different men as forming a relative homogen—a species, as M. de Quatrefages contends. The most ancient human race, that of Neanderthal, is in the same category. Its cranial capacity—that is, that which really characterizes man—is still considerable and higher than in the lowest existing human races. Between the lowest mean of the capacity of the skull of human races, which I put in round numbers at eleven hundred cubic centimetres, and the mean of the highest anthropoid species, which I estimate at five hundred and thirty cubic centimetres, the distance is prodigious when we compare it with such slight mean differences—taking account of the relation of brain-volume to that of the body—as have been determined between the succeeding species, genera, families, and orders of animals. The working of such a cerebral transformation as this calls for would require a length of time defying all our conceptions.

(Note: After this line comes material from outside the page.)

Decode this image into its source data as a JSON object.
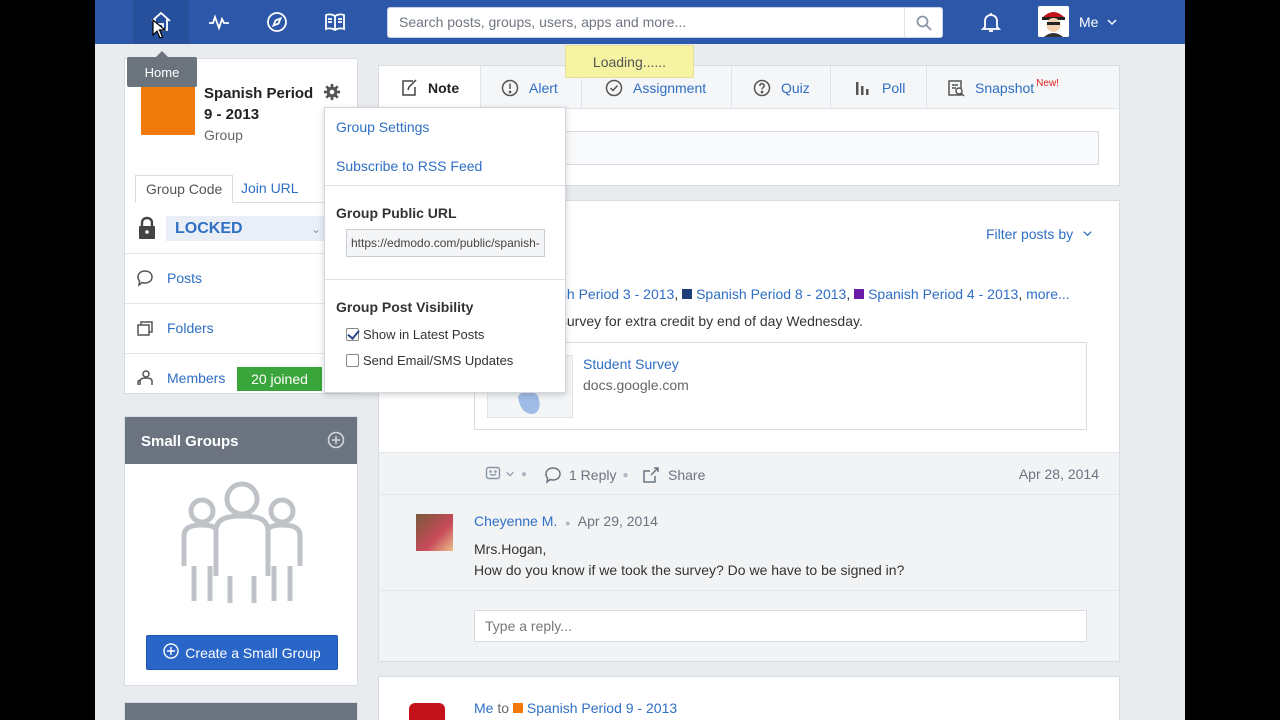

Pliocene man has probably been found in America. Miocene man is indisputable, although we have not yet been able to demonstrate the fact. Now, it is in the Miocene that the monkeys appear with their existing characteristics. Has man, then, been constituted since they appeared? Did the evolution choose an animal whose hind-limb was organized for a life in trees, was at once hand and foot, when there were beside it and already previously existing animals whose organization presented a part of the desired characteristics? There is little probability of it; and considering, I repeat, the number of species which would have been needed to reach the actual constitution of our brain, it seems probable that the preparatory steps are rather taken in the Eocene epoch at the expense of one of those condylarthra which had already the principal morphological characteristics of man except those relating to the brain, and which Mr. Cope has shown to be intermediate between the marsupials and most of the recent mammals. From this point could be made the differentiation corresponding with different modes of life, which has given on one side the ungulate and carnivorous branches and many others that disappeared without forming a stock, and on the other side the quadrumanous and human branches.

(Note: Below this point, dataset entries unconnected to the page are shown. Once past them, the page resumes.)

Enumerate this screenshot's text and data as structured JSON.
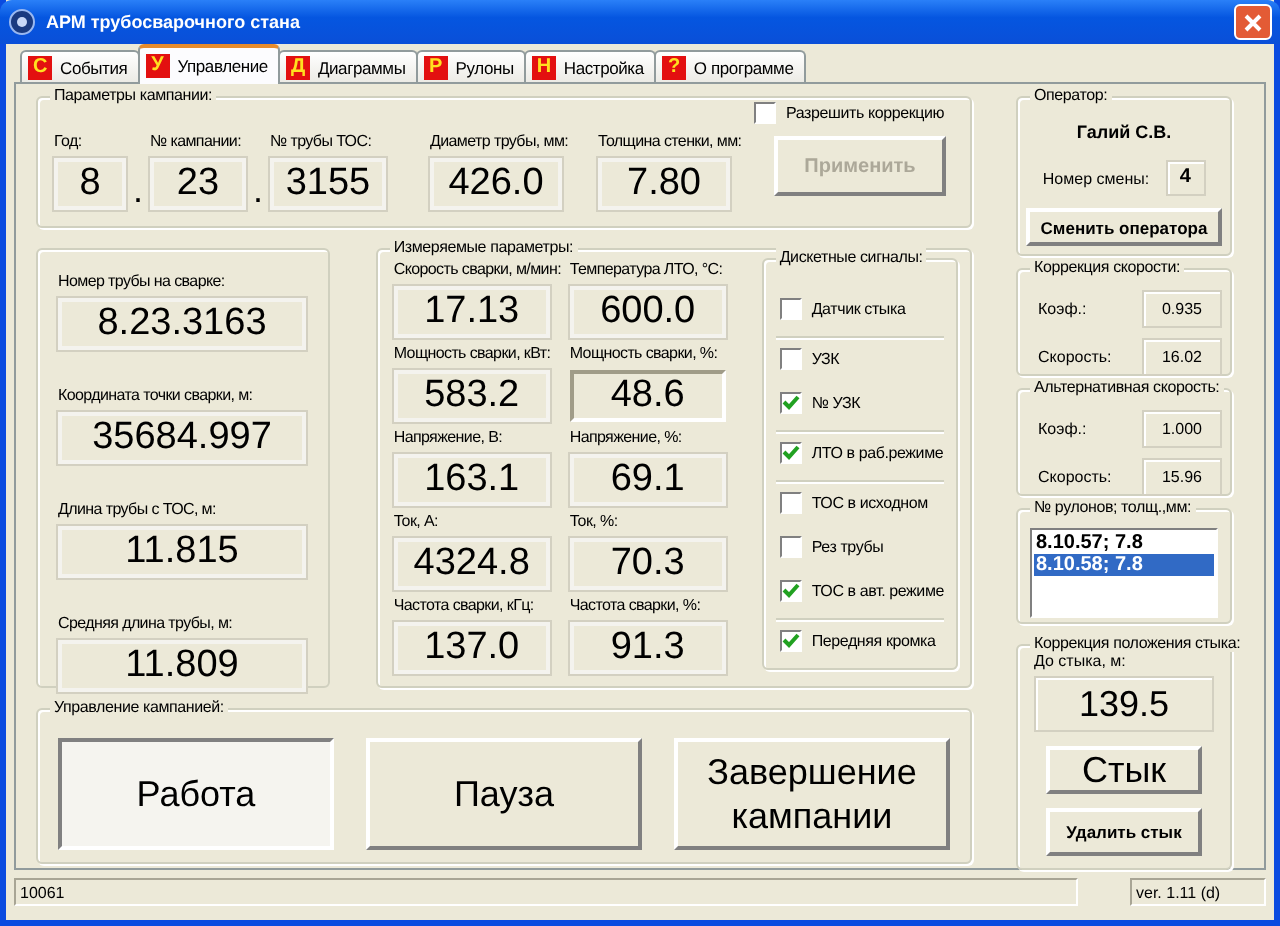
{
  "window": {
    "title": "АРМ трубосварочного стана"
  },
  "tabs": [
    {
      "icon": "С",
      "label": "События",
      "selected": false
    },
    {
      "icon": "У",
      "label": "Управление",
      "selected": true
    },
    {
      "icon": "Д",
      "label": "Диаграммы",
      "selected": false
    },
    {
      "icon": "Р",
      "label": "Рулоны",
      "selected": false
    },
    {
      "icon": "Н",
      "label": "Настройка",
      "selected": false
    },
    {
      "icon": "?",
      "label": "О программе",
      "selected": false
    }
  ],
  "campaign_params": {
    "title": "Параметры кампании:",
    "fields": [
      {
        "kind": "field",
        "label": "Год:",
        "value": "8"
      },
      {
        "kind": "separator",
        "value": "."
      },
      {
        "kind": "field",
        "label": "№ кампании:",
        "value": "23"
      },
      {
        "kind": "separator",
        "value": "."
      },
      {
        "kind": "field",
        "label": "№ трубы ТОС:",
        "value": "3155"
      },
      {
        "kind": "field",
        "label": "Диаметр трубы, мм:",
        "value": "426.0"
      },
      {
        "kind": "field",
        "label": "Толщина стенки, мм:",
        "value": "7.80"
      }
    ],
    "allow_correction": {
      "label": "Разрешить коррекцию",
      "checked": false
    },
    "apply_button": {
      "label": "Применить",
      "disabled": true
    }
  },
  "pipe_info": [
    {
      "label": "Номер трубы на сварке:",
      "value": "8.23.3163"
    },
    {
      "label": "Координата точки сварки, м:",
      "value": "35684.997"
    },
    {
      "label": "Длина трубы с ТОС, м:",
      "value": "11.815"
    },
    {
      "label": "Средняя длина трубы, м:",
      "value": "11.809"
    }
  ],
  "measured": {
    "title": "Измеряемые параметры:",
    "fields": [
      {
        "label": "Скорость сварки, м/мин:",
        "value": "17.13",
        "focused": false
      },
      {
        "label": "Температура ЛТО, °С:",
        "value": "600.0",
        "focused": false
      },
      {
        "label": "Мощность сварки, кВт:",
        "value": "583.2",
        "focused": false
      },
      {
        "label": "Мощность сварки, %:",
        "value": "48.6",
        "focused": true
      },
      {
        "label": "Напряжение, В:",
        "value": "163.1",
        "focused": false
      },
      {
        "label": "Напряжение, %:",
        "value": "69.1",
        "focused": false
      },
      {
        "label": "Ток, А:",
        "value": "4324.8",
        "focused": false
      },
      {
        "label": "Ток, %:",
        "value": "70.3",
        "focused": false
      },
      {
        "label": "Частота сварки, кГц:",
        "value": "137.0",
        "focused": false
      },
      {
        "label": "Частота сварки, %:",
        "value": "91.3",
        "focused": false
      }
    ]
  },
  "signals": {
    "title": "Дискетные сигналы:",
    "groups": [
      {
        "items": [
          {
            "label": "Датчик стыка",
            "checked": false
          }
        ]
      },
      {
        "items": [
          {
            "label": "УЗК",
            "checked": false
          },
          {
            "label": "№ УЗК",
            "checked": true
          }
        ]
      },
      {
        "items": [
          {
            "label": "ЛТО в раб.режиме",
            "checked": true
          }
        ]
      },
      {
        "items": [
          {
            "label": "ТОС в исходном",
            "checked": false
          },
          {
            "label": "Рез трубы",
            "checked": false
          },
          {
            "label": "ТОС в авт. режиме",
            "checked": true
          }
        ]
      },
      {
        "items": [
          {
            "label": "Передняя кромка",
            "checked": true
          }
        ]
      }
    ]
  },
  "campaign_control": {
    "title": "Управление кампанией:",
    "buttons": [
      {
        "label": "Работа",
        "selected": true
      },
      {
        "label": "Пауза",
        "selected": false
      },
      {
        "label": "Завершение кампании",
        "selected": false
      }
    ]
  },
  "operator": {
    "title": "Оператор:",
    "name": "Галий С.В.",
    "shift_label": "Номер смены:",
    "shift": "4",
    "button": "Сменить оператора"
  },
  "speed_correction": {
    "title": "Коррекция скорости:",
    "rows": [
      {
        "label": "Коэф.:",
        "value": "0.935"
      },
      {
        "label": "Скорость:",
        "value": "16.02"
      }
    ]
  },
  "alt_speed": {
    "title": "Альтернативная скорость:",
    "rows": [
      {
        "label": "Коэф.:",
        "value": "1.000"
      },
      {
        "label": "Скорость:",
        "value": "15.96"
      }
    ]
  },
  "rolls": {
    "title": "№ рулонов; толщ.,мм:",
    "items": [
      {
        "label": "8.10.57; 7.8",
        "selected": false
      },
      {
        "label": "8.10.58; 7.8",
        "selected": true
      }
    ]
  },
  "joint_correction": {
    "title": "Коррекция положения стыка:",
    "label": "До стыка, м:",
    "value": "139.5",
    "buttons": [
      {
        "kind": "large",
        "label": "Стык"
      },
      {
        "kind": "bold",
        "label": "Удалить стык"
      }
    ]
  },
  "status_bar": [
    "10061",
    "ver. 1.11 (d)"
  ]
}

The human type—that is, the type that was destined to result in the astonishing brain-development that we know, and to which all the rest is only accessory—had then a stem of its own—a stem which was the most central continuation of the general primitive trunk of the mammalia. In the present order of science, the mammalian class, as a whole, is compared to a branching tree, having numerous principal limbs, each terminating in efflorescences higher in growth. These are our most specialized groups, the Equidæ and the ruminants among the ungulates, the lion and the dog among the carnivores, etc. In this new system the com-